We see in the divine approach that Jesus takes in the Garden of Gethsemane toward this great challenge, a pattern for how we are to confront the difficulties and challenges in our own lives.
Jesus was spiritually battling and overcoming the world’s sin, which is based upon rebellion and self-autonomy in mankind, by using the opposite, counter-balancing weapons of surrender, dependence, and reliance upon God the Father’s way instead of His own way (Lk. 22:42).
It took the direct opposite attitude of living for oneself, of putting one’s own interests first, of side-stepping a difficult situation, of saving one’s own skin, and of running away from a challenge…for Jesus to cancel-out the sum total of mankind’s sin and to fulfill His role as the Lamb of God sacrifice for sin.
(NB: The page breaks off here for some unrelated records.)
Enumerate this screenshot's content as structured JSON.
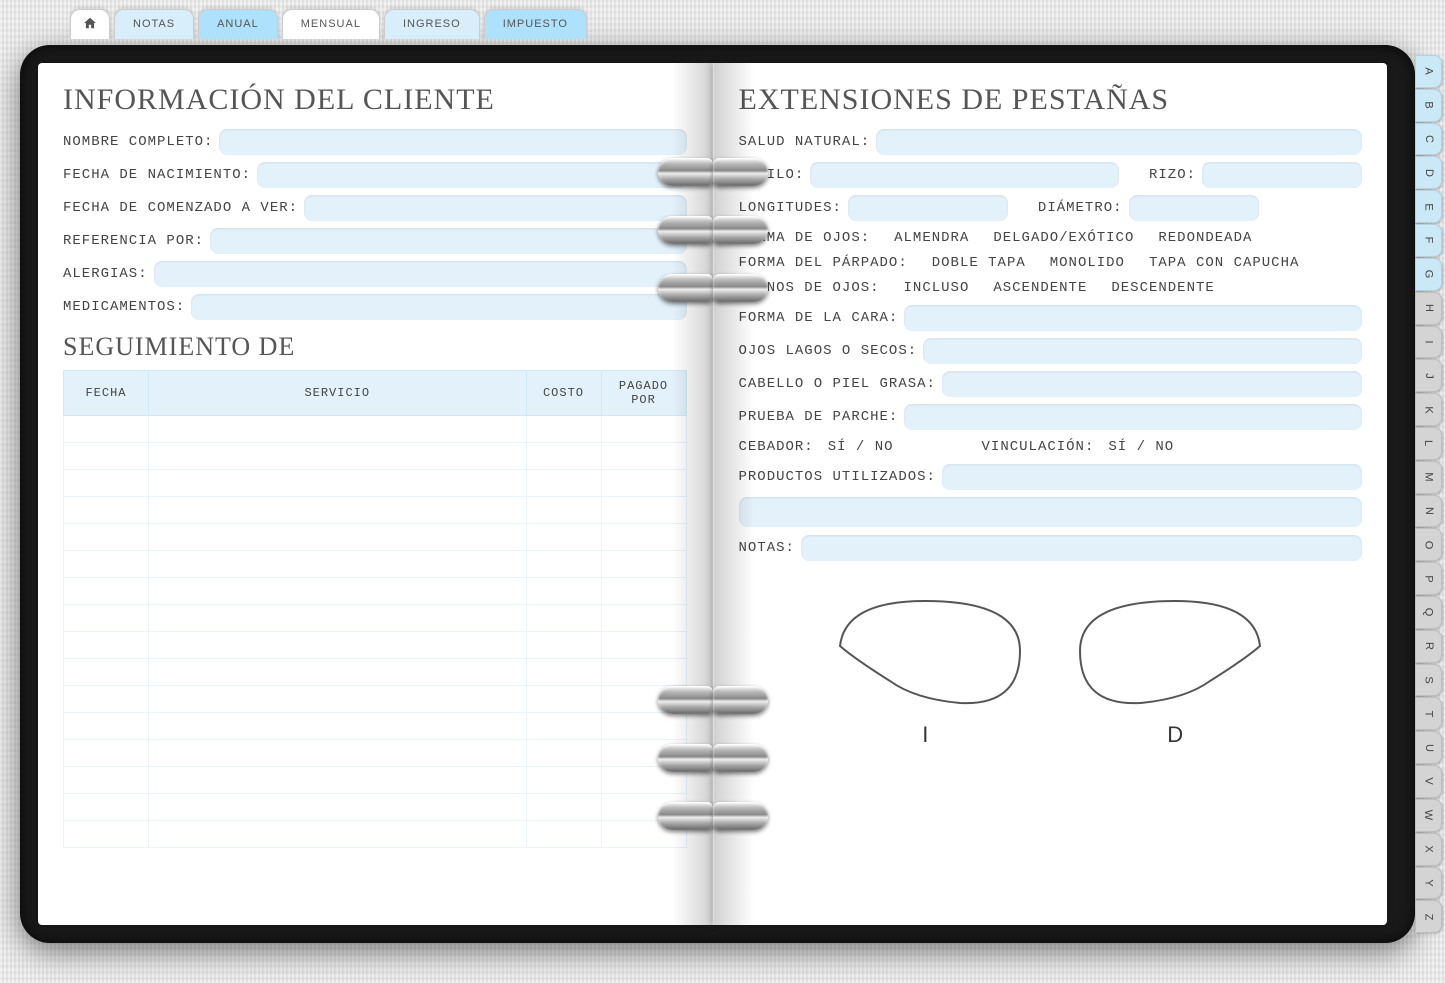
{
  "tabs": {
    "home_icon": "home-icon",
    "items": [
      "NOTAS",
      "ANUAL",
      "MENSUAL",
      "INGRESO",
      "IMPUESTO"
    ]
  },
  "alpha": [
    "A",
    "B",
    "C",
    "D",
    "E",
    "F",
    "G",
    "H",
    "I",
    "J",
    "K",
    "L",
    "M",
    "N",
    "O",
    "P",
    "Q",
    "R",
    "S",
    "T",
    "U",
    "V",
    "W",
    "X",
    "Y",
    "Z"
  ],
  "left": {
    "title": "INFORMACIÓN DEL CLIENTE",
    "fields": {
      "name": "NOMBRE COMPLETO:",
      "dob": "FECHA DE NACIMIENTO:",
      "start": "FECHA DE COMENZADO A VER:",
      "ref": "REFERENCIA POR:",
      "allergies": "ALERGIAS:",
      "meds": "MEDICAMENTOS:"
    },
    "section2": "SEGUIMIENTO DE",
    "columns": [
      "FECHA",
      "SERVICIO",
      "COSTO",
      "PAGADO POR"
    ]
  },
  "right": {
    "title": "EXTENSIONES DE PESTAÑAS",
    "fields": {
      "health": "SALUD NATURAL:",
      "style": "ESTILO:",
      "curl": "RIZO:",
      "lengths": "LONGITUDES:",
      "diameter": "DIÁMETRO:",
      "eye_shape_label": "FORMA DE OJOS:",
      "eye_shape_opts": [
        "ALMENDRA",
        "DELGADO/EXÓTICO",
        "REDONDEADA"
      ],
      "lid_shape_label": "FORMA DEL PÁRPADO:",
      "lid_shape_opts": [
        "DOBLE TAPA",
        "MONOLIDO",
        "TAPA CON CAPUCHA"
      ],
      "eye_plane_label": "PLANOS DE OJOS:",
      "eye_plane_opts": [
        "INCLUSO",
        "ASCENDENTE",
        "DESCENDENTE"
      ],
      "face_shape": "FORMA DE LA CARA:",
      "watery": "OJOS LAGOS O SECOS:",
      "oily": "CABELLO O PIEL GRASA:",
      "patch": "PRUEBA DE PARCHE:",
      "primer_label": "CEBADOR:",
      "primer_opts": "SÍ / NO",
      "bond_label": "VINCULACIÓN:",
      "bond_opts": "SÍ / NO",
      "products": "PRODUCTOS UTILIZADOS:",
      "notes": "NOTAS:"
    },
    "pads": {
      "left": "I",
      "right": "D"
    }
  }
}
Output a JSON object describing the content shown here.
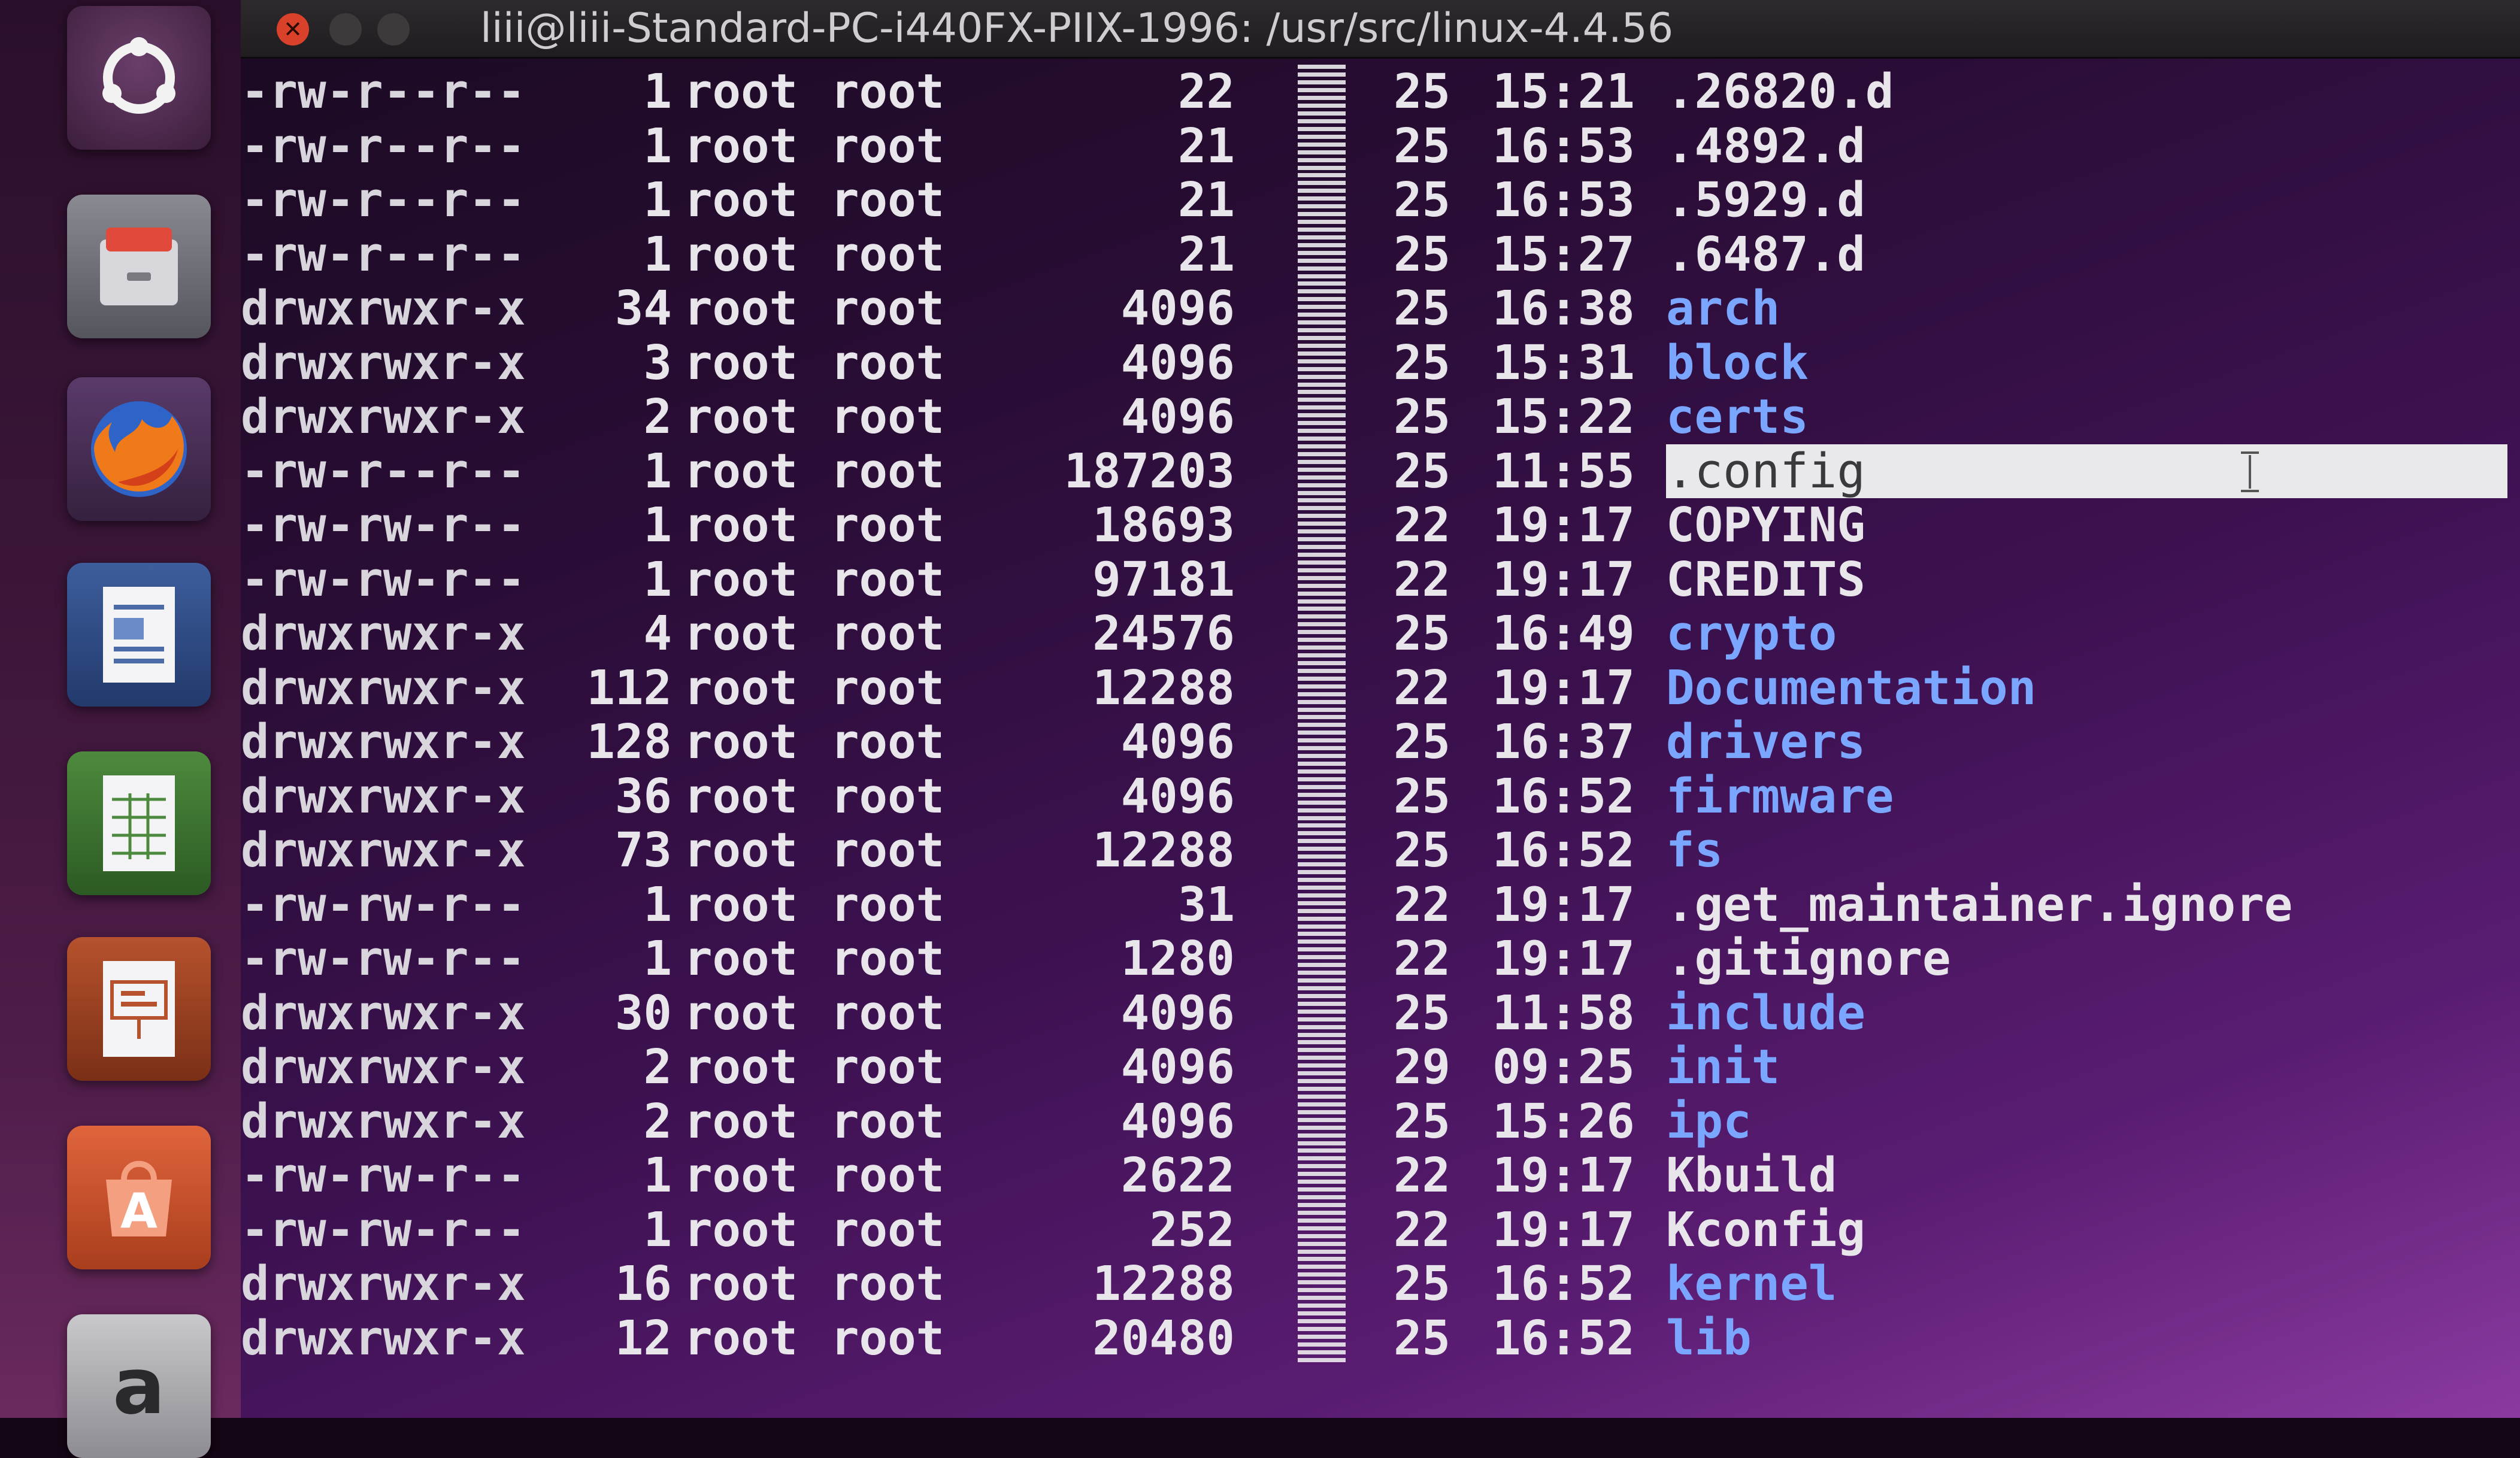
{
  "window": {
    "title": "liii@liii-Standard-PC-i440FX-PIIX-1996: /usr/src/linux-4.4.56",
    "close_glyph": "✕"
  },
  "launcher": {
    "items": [
      {
        "name": "dash-icon"
      },
      {
        "name": "files-icon"
      },
      {
        "name": "firefox-icon"
      },
      {
        "name": "writer-icon"
      },
      {
        "name": "calc-icon"
      },
      {
        "name": "impress-icon"
      },
      {
        "name": "software-center-icon"
      },
      {
        "name": "amazon-icon"
      }
    ]
  },
  "colors": {
    "directory": "#7aa6ff",
    "file": "#e8e6ea",
    "selection_bg": "#e9e9ec"
  },
  "listing": {
    "rows": [
      {
        "perm": "-rw-r--r--",
        "links": "1",
        "owner": "root",
        "group": "root",
        "size": "22",
        "day": "25",
        "time": "15:21",
        "name": ".26820.d",
        "type": "file"
      },
      {
        "perm": "-rw-r--r--",
        "links": "1",
        "owner": "root",
        "group": "root",
        "size": "21",
        "day": "25",
        "time": "16:53",
        "name": ".4892.d",
        "type": "file"
      },
      {
        "perm": "-rw-r--r--",
        "links": "1",
        "owner": "root",
        "group": "root",
        "size": "21",
        "day": "25",
        "time": "16:53",
        "name": ".5929.d",
        "type": "file"
      },
      {
        "perm": "-rw-r--r--",
        "links": "1",
        "owner": "root",
        "group": "root",
        "size": "21",
        "day": "25",
        "time": "15:27",
        "name": ".6487.d",
        "type": "file"
      },
      {
        "perm": "drwxrwxr-x",
        "links": "34",
        "owner": "root",
        "group": "root",
        "size": "4096",
        "day": "25",
        "time": "16:38",
        "name": "arch",
        "type": "dir"
      },
      {
        "perm": "drwxrwxr-x",
        "links": "3",
        "owner": "root",
        "group": "root",
        "size": "4096",
        "day": "25",
        "time": "15:31",
        "name": "block",
        "type": "dir"
      },
      {
        "perm": "drwxrwxr-x",
        "links": "2",
        "owner": "root",
        "group": "root",
        "size": "4096",
        "day": "25",
        "time": "15:22",
        "name": "certs",
        "type": "dir"
      },
      {
        "perm": "-rw-r--r--",
        "links": "1",
        "owner": "root",
        "group": "root",
        "size": "187203",
        "day": "25",
        "time": "11:55",
        "name": ".config",
        "type": "selected"
      },
      {
        "perm": "-rw-rw-r--",
        "links": "1",
        "owner": "root",
        "group": "root",
        "size": "18693",
        "day": "22",
        "time": "19:17",
        "name": "COPYING",
        "type": "file"
      },
      {
        "perm": "-rw-rw-r--",
        "links": "1",
        "owner": "root",
        "group": "root",
        "size": "97181",
        "day": "22",
        "time": "19:17",
        "name": "CREDITS",
        "type": "file"
      },
      {
        "perm": "drwxrwxr-x",
        "links": "4",
        "owner": "root",
        "group": "root",
        "size": "24576",
        "day": "25",
        "time": "16:49",
        "name": "crypto",
        "type": "dir"
      },
      {
        "perm": "drwxrwxr-x",
        "links": "112",
        "owner": "root",
        "group": "root",
        "size": "12288",
        "day": "22",
        "time": "19:17",
        "name": "Documentation",
        "type": "dir"
      },
      {
        "perm": "drwxrwxr-x",
        "links": "128",
        "owner": "root",
        "group": "root",
        "size": "4096",
        "day": "25",
        "time": "16:37",
        "name": "drivers",
        "type": "dir"
      },
      {
        "perm": "drwxrwxr-x",
        "links": "36",
        "owner": "root",
        "group": "root",
        "size": "4096",
        "day": "25",
        "time": "16:52",
        "name": "firmware",
        "type": "dir"
      },
      {
        "perm": "drwxrwxr-x",
        "links": "73",
        "owner": "root",
        "group": "root",
        "size": "12288",
        "day": "25",
        "time": "16:52",
        "name": "fs",
        "type": "dir"
      },
      {
        "perm": "-rw-rw-r--",
        "links": "1",
        "owner": "root",
        "group": "root",
        "size": "31",
        "day": "22",
        "time": "19:17",
        "name": ".get_maintainer.ignore",
        "type": "file"
      },
      {
        "perm": "-rw-rw-r--",
        "links": "1",
        "owner": "root",
        "group": "root",
        "size": "1280",
        "day": "22",
        "time": "19:17",
        "name": ".gitignore",
        "type": "file"
      },
      {
        "perm": "drwxrwxr-x",
        "links": "30",
        "owner": "root",
        "group": "root",
        "size": "4096",
        "day": "25",
        "time": "11:58",
        "name": "include",
        "type": "dir"
      },
      {
        "perm": "drwxrwxr-x",
        "links": "2",
        "owner": "root",
        "group": "root",
        "size": "4096",
        "day": "29",
        "time": "09:25",
        "name": "init",
        "type": "dir"
      },
      {
        "perm": "drwxrwxr-x",
        "links": "2",
        "owner": "root",
        "group": "root",
        "size": "4096",
        "day": "25",
        "time": "15:26",
        "name": "ipc",
        "type": "dir"
      },
      {
        "perm": "-rw-rw-r--",
        "links": "1",
        "owner": "root",
        "group": "root",
        "size": "2622",
        "day": "22",
        "time": "19:17",
        "name": "Kbuild",
        "type": "file"
      },
      {
        "perm": "-rw-rw-r--",
        "links": "1",
        "owner": "root",
        "group": "root",
        "size": "252",
        "day": "22",
        "time": "19:17",
        "name": "Kconfig",
        "type": "file"
      },
      {
        "perm": "drwxrwxr-x",
        "links": "16",
        "owner": "root",
        "group": "root",
        "size": "12288",
        "day": "25",
        "time": "16:52",
        "name": "kernel",
        "type": "dir"
      },
      {
        "perm": "drwxrwxr-x",
        "links": "12",
        "owner": "root",
        "group": "root",
        "size": "20480",
        "day": "25",
        "time": "16:52",
        "name": "lib",
        "type": "dir"
      }
    ]
  }
}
This is the part of the first-advent, messianic scenario that the self-absorbed Satan totally miscalculated.
This is how God used the short-sighted blindness of evil, rooted in self-centeredness, to turn the lowliness of the cross into the exalted glory of the resurrection for our benefit.
This is precisely why the cross of Christ, for man, is the way back to God (Isa. 53:6).
The way back to God is not through self-autonomy or self-direction, using our God-given natural gifts and abilities independently apart from God. These are the fallen tendencies of “self-realization” that got us into trouble to begin with in the Garden of Eden, that actually separated us from a relationship with God and that Jesus is redeeming us from on the cross.
In Isaiah 14:13-14, it is the “I will” portions of Lucifer’s statements “I will ascend into heaven” and “I will exalt my throne above the stars of God,” that is the official start of sin in the universe.